Spokesman Vernon Jervis said that Maj. Robert D'Abuisson, whose multiple-entry U.S. visa was revoked last month after the State Department deemed him a danger to the "welfare safety [and] security of the United States," apparently entered the country via a private plane landing in Key West, Fla.

Despite his listing in the INS "looking out book" of foreigners ingeligible for entry, D'Abuisson had received an immigration stamp on a passport in his own name in Key West, Jervis said INS was investigating how that happened.

He said D'Abuisson, whose apparently undiscovered presence here caused considerable embarrassment to INS and the State Department Tuesday when he gave a press conference five blocks from the Capitol, would leave for Guatelmala today after being flown to Miami last night.

D'Abuisson, who was relieved of his duties in the Salvadoran Army following a coup last October, heads a rightwing organization there called the Broad National Front. State Department spokesman John Trattner said yesterday the front is "suspected of being associated with violent activities in El Salvador [and is] believed to have played a leading role in two attempted coups against the Salvadoran government recently.

"Members of the organization," Trattner said, "have made threatening statements publicly against U.S. officials."

D'Abuisson came to Washington to discuss with the press and members of Congress the current political upheaval in El Salvador and his organization's belief that the Carter administration is supporting a move toward communism there.

Following D'Abuisson's press conference, sponsored by the American Legion and the American Security Council Tuesday, INS, received several calls from human rights groups concerned about his apparent evasion of immigration officials.

INS was unable to apprehend D'Abuisson later Tuesday, but apparently was notified that he also had scheduled subsequent meetings with congressman and congressional committee staffs.
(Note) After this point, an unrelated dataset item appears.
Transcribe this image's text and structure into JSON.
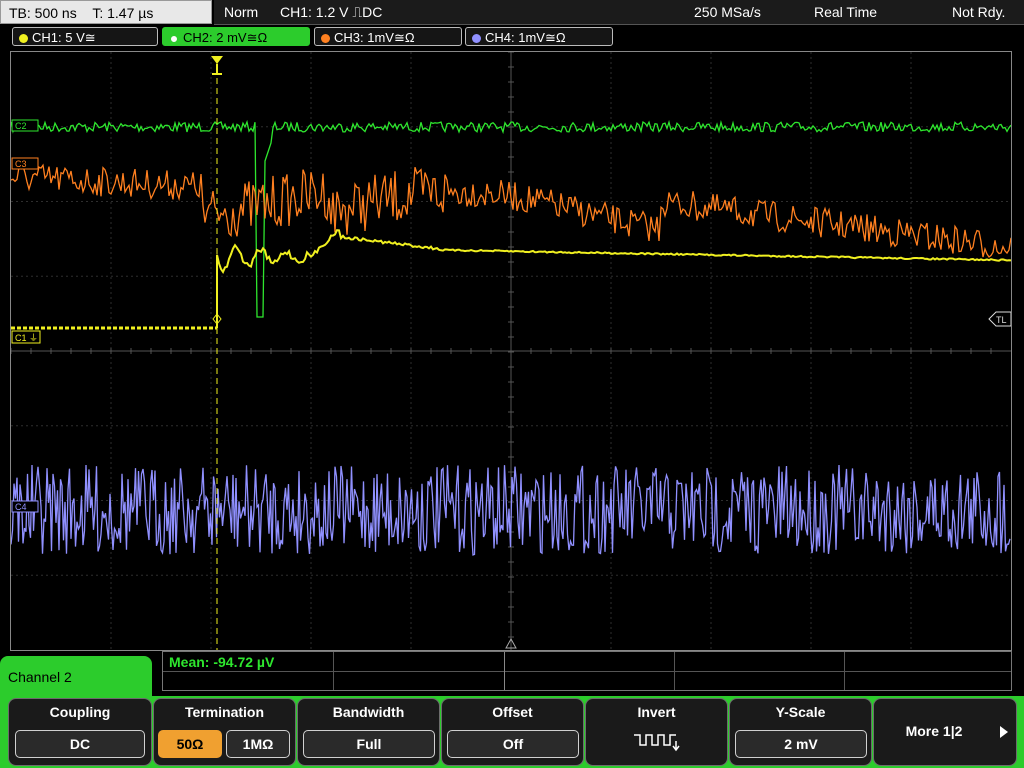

"We were aware of an appointment he had [on Capitol Hill] at 4 p.m." yesterday, Jervis said, and INS agents had staked out the office. D'Abuisson did not show up, and informed sources said a public relations agency handling his visit had canceled the appointment earlier, saying that "the press seems to know" his schedule and "we don't want to have him picked up and deported."

In any case, by 4 p.m. D'Abuisson and an attorney were at INS headquarters.